One key factor when selling grain is understanding the price movement. There has always been an ongoing debate between fundamentals and Technical Analysis and which is more important. You do need both to fully understand where to price your grain. However, I believe that Technical Analysis beats the knowledge of fundamentals. Pricing grain would be extremely hard without knowing where prices have been and how much have traded. In this article I will be explaining some basic components of Technical Analysis and how knowing this information can help market your grain better.
What is Technical Analysis?
- Forecasting prices with market data, such as price and volume.
- Charting is one of the biggest parts of Technical Analysis. It shows visually what has happened to prices.
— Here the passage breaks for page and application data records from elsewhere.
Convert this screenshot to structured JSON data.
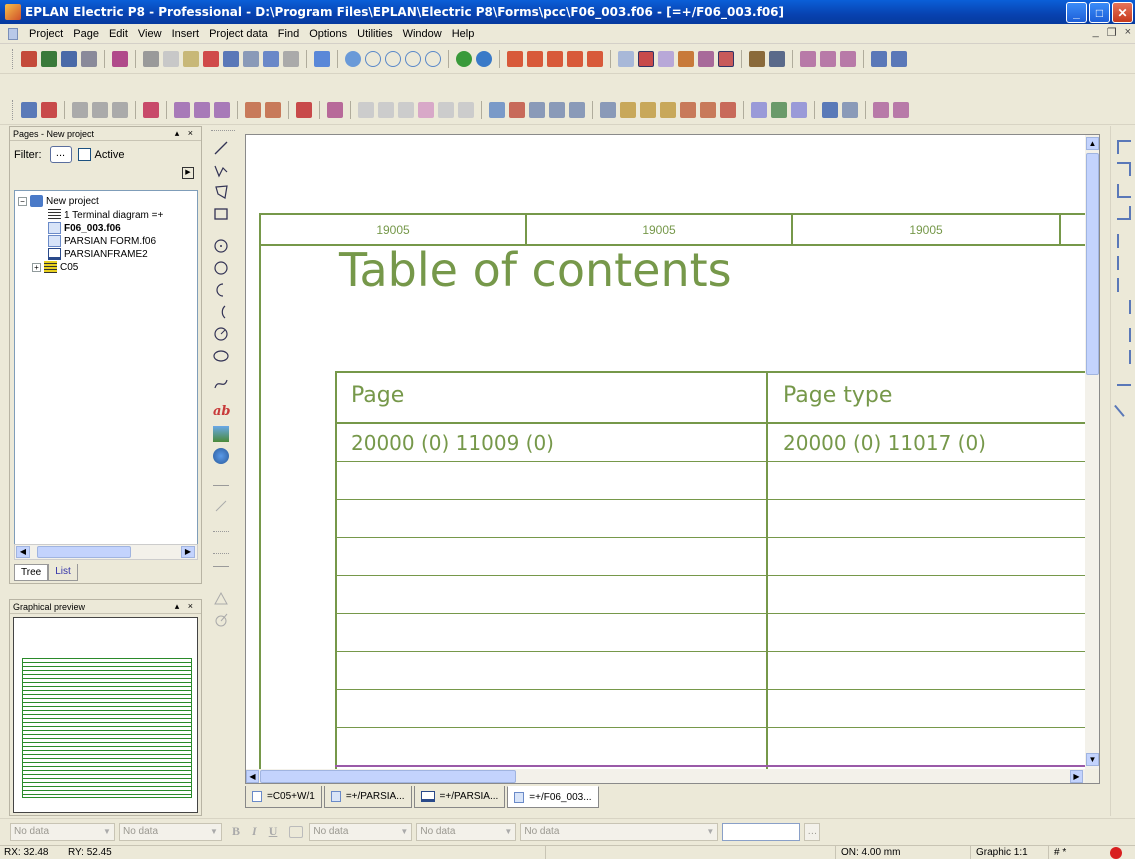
{
  "window": {
    "title": "EPLAN Electric P8 - Professional - D:\\Program Files\\EPLAN\\Electric P8\\Forms\\pcc\\F06_003.f06 - [=+/F06_003.f06]",
    "min": "_",
    "max": "□",
    "close": "✕"
  },
  "menu": {
    "items": [
      "Project",
      "Page",
      "Edit",
      "View",
      "Insert",
      "Project data",
      "Find",
      "Options",
      "Utilities",
      "Window",
      "Help"
    ],
    "mdi_min": "_",
    "mdi_restore": "❐",
    "mdi_close": "×"
  },
  "pages_panel": {
    "title": "Pages - New project",
    "controls": "▴ ×",
    "filter_label": "Filter:",
    "filter_button": "...",
    "active_label": "Active",
    "play": "▶",
    "tree": [
      {
        "label": "New project",
        "bold": false
      },
      {
        "label": "1 Terminal diagram =+",
        "bold": false
      },
      {
        "label": "F06_003.f06",
        "bold": true
      },
      {
        "label": "PARSIAN FORM.f06",
        "bold": false
      },
      {
        "label": "PARSIANFRAME2",
        "bold": false
      },
      {
        "label": "C05",
        "bold": false
      }
    ],
    "tabs": [
      "Tree",
      "List"
    ]
  },
  "preview_panel": {
    "title": "Graphical preview",
    "controls": "▴ ×"
  },
  "document": {
    "header_cells": [
      "19005",
      "19005",
      "19005"
    ],
    "title": "Table of contents",
    "columns": [
      "Page",
      "Page type"
    ],
    "rows": [
      [
        "20000 (0) 11009 (0)",
        "20000 (0) 11017 (0)"
      ]
    ]
  },
  "doc_tabs": [
    "=C05+W/1",
    "=+/PARSIA...",
    "=+/PARSIA...",
    "=+/F06_003..."
  ],
  "format_bar": {
    "combos": [
      "No data",
      "No data",
      "No data",
      "No data",
      "No data"
    ],
    "bold": "B",
    "italic": "I",
    "underline": "U"
  },
  "status": {
    "rx": "RX: 32.48",
    "ry": "RY: 52.45",
    "on": "ON: 4.00 mm",
    "graphic": "Graphic 1:1",
    "hash": "# *"
  },
  "colors": {
    "accent_green": "#76984a",
    "title_bar": "#0a5fd8"
  }
}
Also it shows what prices market participants were interested in.
- Volume is the number of contracts traded at a certain price. When there are a lot of contracts traded, it means market participants were extremely interested in that price. When this happens people have agreed that this price has important value. Thus, traders see this as a point of reference when trying to forecast the next price movement.
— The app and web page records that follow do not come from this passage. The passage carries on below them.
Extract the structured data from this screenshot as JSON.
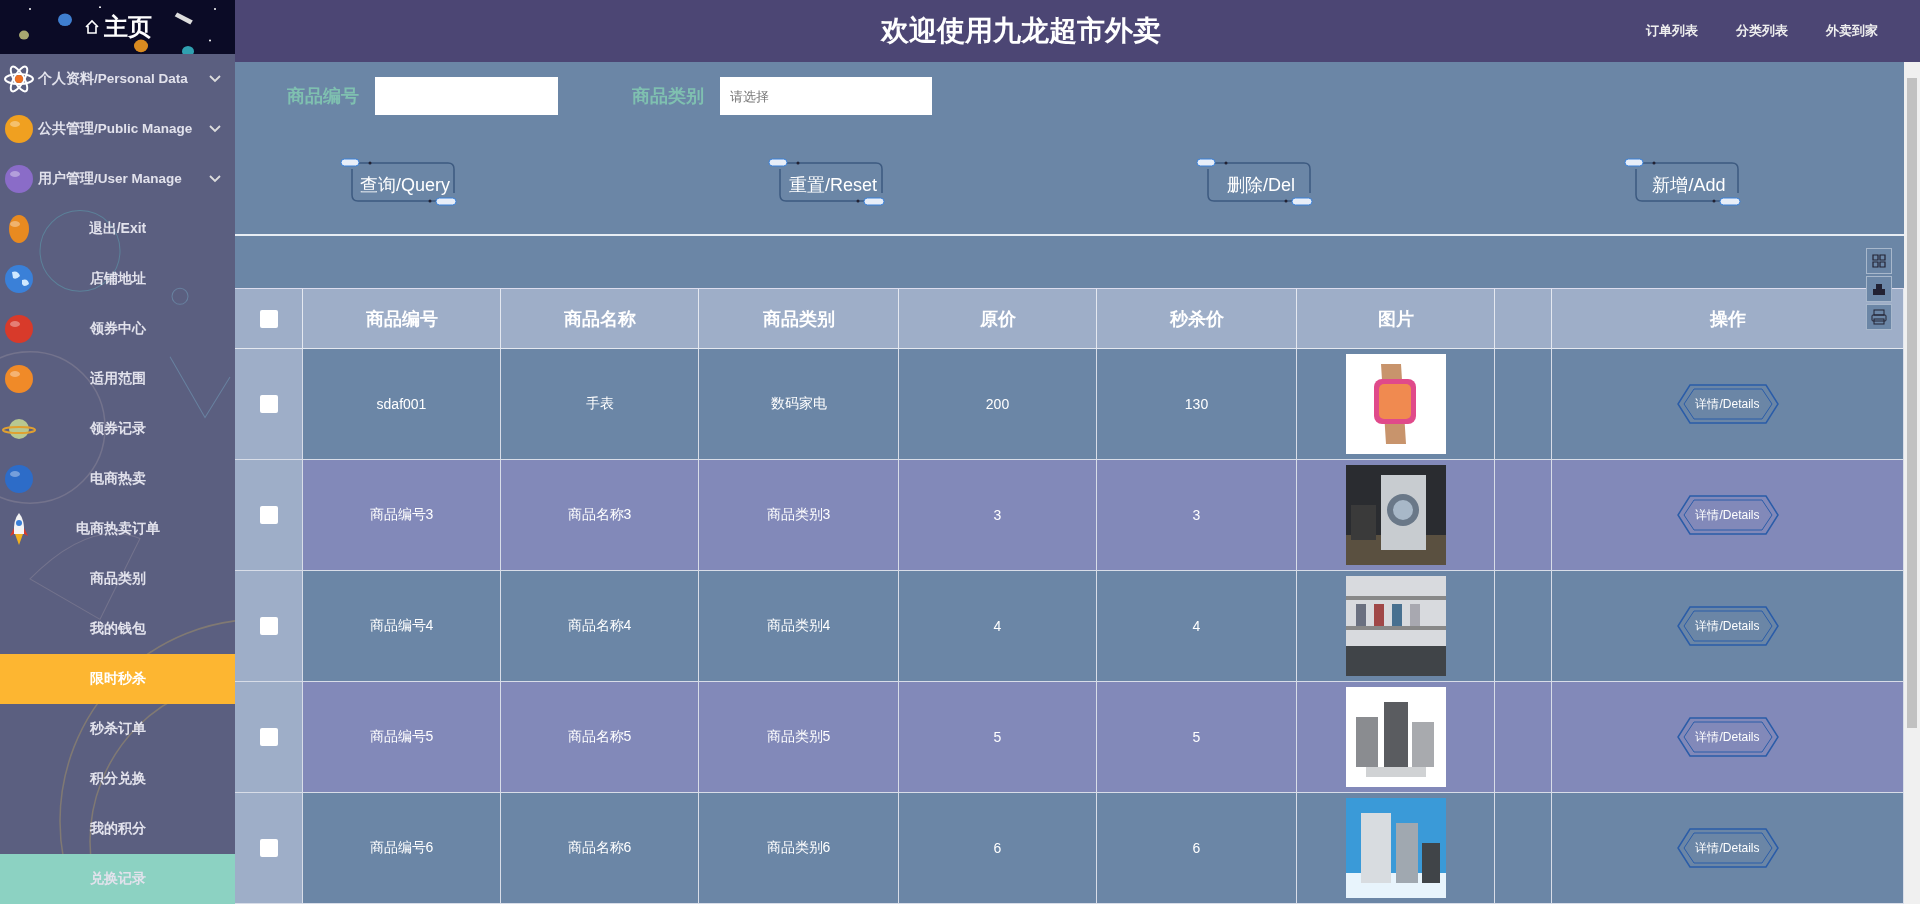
{
  "sidebar": {
    "home": "主页",
    "items": [
      {
        "kind": "group",
        "label": "个人资料/Personal Data",
        "expanded": false,
        "selected": false,
        "hovered": false
      },
      {
        "kind": "group",
        "label": "公共管理/Public Manage",
        "expanded": false,
        "selected": false,
        "hovered": false
      },
      {
        "kind": "group",
        "label": "用户管理/User Manage",
        "expanded": false,
        "selected": false,
        "hovered": false
      },
      {
        "kind": "link",
        "label": "退出/Exit",
        "selected": false,
        "hovered": false
      },
      {
        "kind": "link",
        "label": "店铺地址",
        "selected": false,
        "hovered": false
      },
      {
        "kind": "link",
        "label": "领券中心",
        "selected": false,
        "hovered": false
      },
      {
        "kind": "link",
        "label": "适用范围",
        "selected": false,
        "hovered": false
      },
      {
        "kind": "link",
        "label": "领券记录",
        "selected": false,
        "hovered": false
      },
      {
        "kind": "link",
        "label": "电商热卖",
        "selected": false,
        "hovered": false
      },
      {
        "kind": "link",
        "label": "电商热卖订单",
        "selected": false,
        "hovered": false
      },
      {
        "kind": "link",
        "label": "商品类别",
        "selected": false,
        "hovered": false
      },
      {
        "kind": "link",
        "label": "我的钱包",
        "selected": false,
        "hovered": false
      },
      {
        "kind": "link",
        "label": "限时秒杀",
        "selected": true,
        "hovered": false
      },
      {
        "kind": "link",
        "label": "秒杀订单",
        "selected": false,
        "hovered": false
      },
      {
        "kind": "link",
        "label": "积分兑换",
        "selected": false,
        "hovered": false
      },
      {
        "kind": "link",
        "label": "我的积分",
        "selected": false,
        "hovered": false
      },
      {
        "kind": "link",
        "label": "兑换记录",
        "selected": false,
        "hovered": true
      }
    ]
  },
  "header": {
    "title": "欢迎使用九龙超市外卖",
    "nav": [
      "订单列表",
      "分类列表",
      "外卖到家"
    ]
  },
  "search": {
    "fields": [
      {
        "label": "商品编号"
      },
      {
        "label": "商品类别",
        "placeholder": "请选择"
      }
    ]
  },
  "buttons": [
    "查询/Query",
    "重置/Reset",
    "删除/Del",
    "新增/Add"
  ],
  "table": {
    "select_all_checked": false,
    "columns": [
      "商品编号",
      "商品名称",
      "商品类别",
      "原价",
      "秒杀价",
      "图片",
      "操作"
    ],
    "rows": [
      {
        "checked": false,
        "code": "sdaf001",
        "name": "手表",
        "category": "数码家电",
        "price": "200",
        "sale_price": "130",
        "action": "详情/Details"
      },
      {
        "checked": false,
        "code": "商品编号3",
        "name": "商品名称3",
        "category": "商品类别3",
        "price": "3",
        "sale_price": "3",
        "action": "详情/Details"
      },
      {
        "checked": false,
        "code": "商品编号4",
        "name": "商品名称4",
        "category": "商品类别4",
        "price": "4",
        "sale_price": "4",
        "action": "详情/Details"
      },
      {
        "checked": false,
        "code": "商品编号5",
        "name": "商品名称5",
        "category": "商品类别5",
        "price": "5",
        "sale_price": "5",
        "action": "详情/Details"
      },
      {
        "checked": false,
        "code": "商品编号6",
        "name": "商品名称6",
        "category": "商品类别6",
        "price": "6",
        "sale_price": "6",
        "action": "详情/Details"
      }
    ]
  }
}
- Typically price charts are created with time on the x-axis and price on the y-axis. Time is a critical part of creating a chart because it gives you an idea of when certain prices were traded. There are two main terms when looking at a chart: support and resistance.
- Support- this term is used when prices have held a certain level and buyers were greater than sellers
- Resistance- this term is used when price have held a level and sellers were greater than buyers
- These two terms can be integrated with supply and demand. For example, when there is a point on a chart that was resistance, commercials like Cargill and ADM could have saw that as economic value. Therefore prices were sold off from that point.
Below is an example of the May 2016 corn chart:
You can see by looking at the chart above, that there have been a range trade between 350 and 375. If you needed to sell grain, look at the resistance levels and try to price a small amount against those levels. When doing that you put the odds in your favor to beat the average.
The basic knowledge of Technical Analysis allows traders to see what other market participants are valuing the prices. If you can understand how to read a chart and visually see what the market participants are doing, will help market your grain better than the average. If you grain marketing service does not take this into account, it will make it harder for them to sell. Crop-Side Marketing understands that charting is extremely critical when selling cash grain. We understand how important it is to know Technical Analysis along with a fundamental background. If you have any questions about this article please shoot us a email at email@example.com. We will continue with more technical indicators in the weeks to come. Thanks!